* [WORK INSTRUCTION]: Check every line of the material below for the string "Volume", and return the ones that have it.

* [LISTED ENTRIES]:
################

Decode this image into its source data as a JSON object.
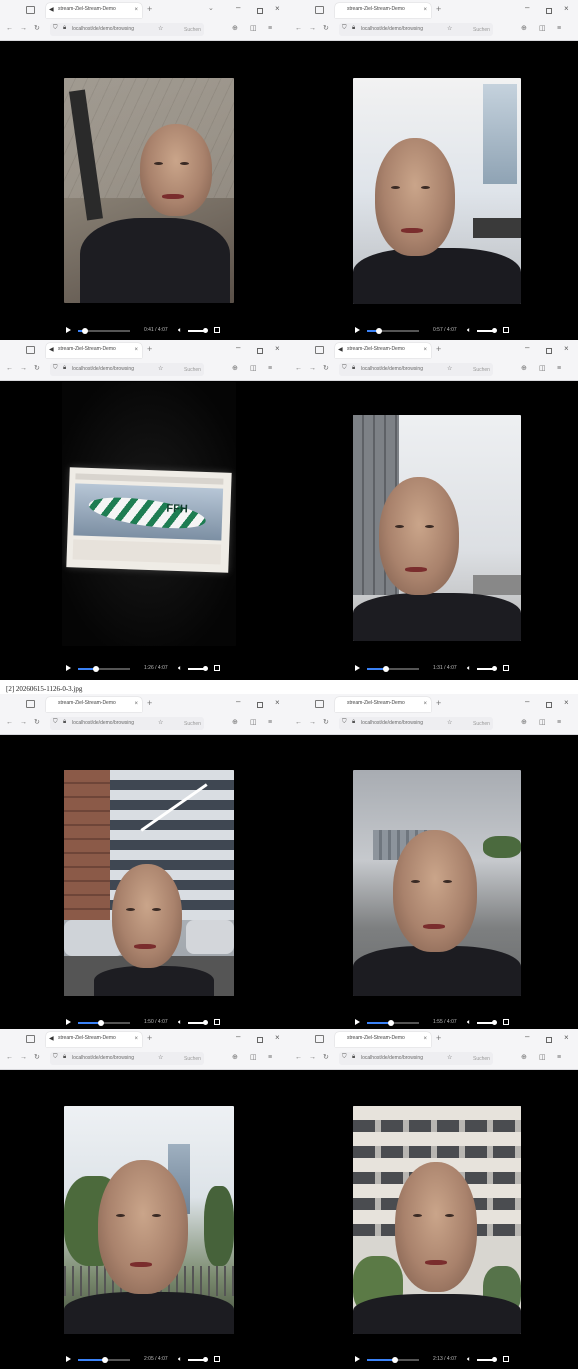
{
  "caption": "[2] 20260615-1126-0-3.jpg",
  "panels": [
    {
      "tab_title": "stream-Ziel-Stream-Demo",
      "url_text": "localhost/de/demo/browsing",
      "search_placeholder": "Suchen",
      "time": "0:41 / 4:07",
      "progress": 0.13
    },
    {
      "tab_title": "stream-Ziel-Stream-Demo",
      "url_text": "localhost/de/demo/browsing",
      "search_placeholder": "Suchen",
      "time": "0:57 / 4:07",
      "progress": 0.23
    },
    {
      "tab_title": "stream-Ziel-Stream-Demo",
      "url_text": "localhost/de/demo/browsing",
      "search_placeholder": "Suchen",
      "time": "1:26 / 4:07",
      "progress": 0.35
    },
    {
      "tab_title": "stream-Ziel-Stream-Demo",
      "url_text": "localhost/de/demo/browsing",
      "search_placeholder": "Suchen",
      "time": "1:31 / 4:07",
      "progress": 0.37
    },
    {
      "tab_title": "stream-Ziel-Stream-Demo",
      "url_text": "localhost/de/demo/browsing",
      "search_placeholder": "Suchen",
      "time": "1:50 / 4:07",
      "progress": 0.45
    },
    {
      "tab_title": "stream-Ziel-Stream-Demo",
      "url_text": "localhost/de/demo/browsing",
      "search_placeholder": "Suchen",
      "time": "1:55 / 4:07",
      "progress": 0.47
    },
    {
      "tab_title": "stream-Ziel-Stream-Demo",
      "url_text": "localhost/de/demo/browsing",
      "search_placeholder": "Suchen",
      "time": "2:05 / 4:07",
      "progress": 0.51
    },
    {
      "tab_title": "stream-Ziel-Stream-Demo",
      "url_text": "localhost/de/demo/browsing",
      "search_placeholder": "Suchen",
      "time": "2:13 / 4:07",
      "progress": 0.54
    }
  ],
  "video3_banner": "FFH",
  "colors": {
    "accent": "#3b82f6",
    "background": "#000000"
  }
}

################

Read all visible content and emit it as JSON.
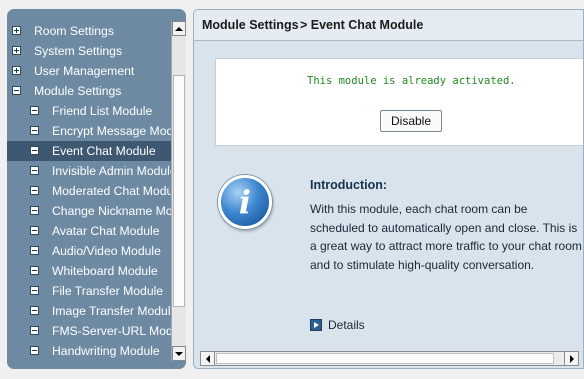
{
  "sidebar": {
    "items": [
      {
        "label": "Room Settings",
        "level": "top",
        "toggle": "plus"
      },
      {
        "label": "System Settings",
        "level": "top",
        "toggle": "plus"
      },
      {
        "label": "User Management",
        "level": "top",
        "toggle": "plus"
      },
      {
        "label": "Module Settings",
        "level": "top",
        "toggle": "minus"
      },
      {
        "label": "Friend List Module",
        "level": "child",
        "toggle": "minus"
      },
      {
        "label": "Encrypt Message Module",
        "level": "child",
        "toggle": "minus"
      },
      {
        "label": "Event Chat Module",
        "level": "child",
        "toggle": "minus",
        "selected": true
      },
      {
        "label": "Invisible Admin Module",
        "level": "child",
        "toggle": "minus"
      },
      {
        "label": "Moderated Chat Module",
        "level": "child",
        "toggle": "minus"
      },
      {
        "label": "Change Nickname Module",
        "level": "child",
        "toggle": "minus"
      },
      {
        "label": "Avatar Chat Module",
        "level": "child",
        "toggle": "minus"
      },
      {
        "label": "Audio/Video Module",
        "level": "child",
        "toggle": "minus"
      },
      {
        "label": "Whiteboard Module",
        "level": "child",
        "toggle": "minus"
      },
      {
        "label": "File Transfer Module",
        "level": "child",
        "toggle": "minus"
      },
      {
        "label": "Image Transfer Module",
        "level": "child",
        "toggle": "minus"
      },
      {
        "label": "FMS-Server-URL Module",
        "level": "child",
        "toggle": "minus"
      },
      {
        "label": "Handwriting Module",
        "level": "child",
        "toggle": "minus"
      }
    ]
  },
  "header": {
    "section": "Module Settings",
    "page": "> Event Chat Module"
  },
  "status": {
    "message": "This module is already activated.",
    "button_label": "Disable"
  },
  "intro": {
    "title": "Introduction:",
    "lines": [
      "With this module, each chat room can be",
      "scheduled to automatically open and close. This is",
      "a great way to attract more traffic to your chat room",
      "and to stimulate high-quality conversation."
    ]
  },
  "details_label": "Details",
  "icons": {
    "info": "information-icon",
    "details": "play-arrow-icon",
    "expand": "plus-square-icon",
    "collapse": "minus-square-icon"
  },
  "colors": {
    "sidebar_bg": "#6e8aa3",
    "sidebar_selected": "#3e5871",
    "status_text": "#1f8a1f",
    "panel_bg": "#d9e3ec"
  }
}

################

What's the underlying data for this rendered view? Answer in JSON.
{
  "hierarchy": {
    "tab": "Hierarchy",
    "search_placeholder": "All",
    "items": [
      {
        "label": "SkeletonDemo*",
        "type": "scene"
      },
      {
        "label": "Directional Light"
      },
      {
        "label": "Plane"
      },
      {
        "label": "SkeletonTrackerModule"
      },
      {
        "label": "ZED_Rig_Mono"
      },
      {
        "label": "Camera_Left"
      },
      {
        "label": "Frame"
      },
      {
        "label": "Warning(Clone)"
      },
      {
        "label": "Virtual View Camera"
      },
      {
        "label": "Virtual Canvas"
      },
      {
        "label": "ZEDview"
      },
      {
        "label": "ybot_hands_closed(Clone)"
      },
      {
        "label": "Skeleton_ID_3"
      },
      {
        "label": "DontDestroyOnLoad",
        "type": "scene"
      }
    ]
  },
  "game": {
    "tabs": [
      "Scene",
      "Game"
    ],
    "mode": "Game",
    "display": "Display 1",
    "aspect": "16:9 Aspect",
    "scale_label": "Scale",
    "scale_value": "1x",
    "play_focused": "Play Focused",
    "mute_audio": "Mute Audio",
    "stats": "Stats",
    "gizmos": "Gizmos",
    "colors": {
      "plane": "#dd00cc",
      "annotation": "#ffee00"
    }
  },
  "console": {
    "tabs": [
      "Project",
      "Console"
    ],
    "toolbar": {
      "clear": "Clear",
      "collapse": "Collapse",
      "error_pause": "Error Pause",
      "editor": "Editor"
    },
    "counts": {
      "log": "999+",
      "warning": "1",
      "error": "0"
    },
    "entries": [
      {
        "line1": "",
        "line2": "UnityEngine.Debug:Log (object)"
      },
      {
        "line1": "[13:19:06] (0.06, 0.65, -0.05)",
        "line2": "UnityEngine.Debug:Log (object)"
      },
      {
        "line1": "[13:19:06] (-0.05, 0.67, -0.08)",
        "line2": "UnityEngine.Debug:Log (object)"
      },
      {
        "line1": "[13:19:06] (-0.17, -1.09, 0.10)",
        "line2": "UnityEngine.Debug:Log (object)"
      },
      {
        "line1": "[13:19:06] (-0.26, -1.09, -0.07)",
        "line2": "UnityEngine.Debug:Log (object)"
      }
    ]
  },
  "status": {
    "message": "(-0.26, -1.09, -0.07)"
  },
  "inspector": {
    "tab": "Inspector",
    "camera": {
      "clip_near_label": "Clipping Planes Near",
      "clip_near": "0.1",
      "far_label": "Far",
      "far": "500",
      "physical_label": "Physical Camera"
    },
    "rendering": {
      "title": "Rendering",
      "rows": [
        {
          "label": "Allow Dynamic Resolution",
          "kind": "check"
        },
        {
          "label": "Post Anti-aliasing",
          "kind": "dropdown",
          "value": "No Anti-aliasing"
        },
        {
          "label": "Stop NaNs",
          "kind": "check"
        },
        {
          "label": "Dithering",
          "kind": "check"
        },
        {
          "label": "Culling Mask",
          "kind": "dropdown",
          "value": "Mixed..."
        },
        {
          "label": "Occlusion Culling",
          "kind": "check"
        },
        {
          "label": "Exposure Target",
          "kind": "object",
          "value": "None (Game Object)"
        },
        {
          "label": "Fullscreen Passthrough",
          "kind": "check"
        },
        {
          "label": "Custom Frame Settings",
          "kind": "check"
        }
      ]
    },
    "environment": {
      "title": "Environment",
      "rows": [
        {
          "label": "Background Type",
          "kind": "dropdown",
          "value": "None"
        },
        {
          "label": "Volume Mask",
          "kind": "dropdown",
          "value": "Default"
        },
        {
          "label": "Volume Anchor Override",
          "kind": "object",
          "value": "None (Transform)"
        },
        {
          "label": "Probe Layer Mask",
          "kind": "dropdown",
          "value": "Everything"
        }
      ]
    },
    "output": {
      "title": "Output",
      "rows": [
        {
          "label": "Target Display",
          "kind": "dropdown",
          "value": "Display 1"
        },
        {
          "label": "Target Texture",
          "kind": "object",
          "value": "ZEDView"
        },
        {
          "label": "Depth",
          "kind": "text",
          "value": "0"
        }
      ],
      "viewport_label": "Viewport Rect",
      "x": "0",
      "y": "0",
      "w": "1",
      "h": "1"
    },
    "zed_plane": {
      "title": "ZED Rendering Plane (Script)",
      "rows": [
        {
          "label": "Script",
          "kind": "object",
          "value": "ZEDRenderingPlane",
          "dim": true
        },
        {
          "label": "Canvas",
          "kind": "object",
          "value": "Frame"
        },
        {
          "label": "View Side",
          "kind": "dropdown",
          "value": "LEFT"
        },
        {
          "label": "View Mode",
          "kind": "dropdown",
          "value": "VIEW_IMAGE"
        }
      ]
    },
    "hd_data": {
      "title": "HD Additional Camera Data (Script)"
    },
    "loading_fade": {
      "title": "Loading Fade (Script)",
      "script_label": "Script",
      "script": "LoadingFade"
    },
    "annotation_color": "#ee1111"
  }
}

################

* [RESPONSE BOX]:
          "label": "Volume Mask",
          "label": "Volume Anchor Override",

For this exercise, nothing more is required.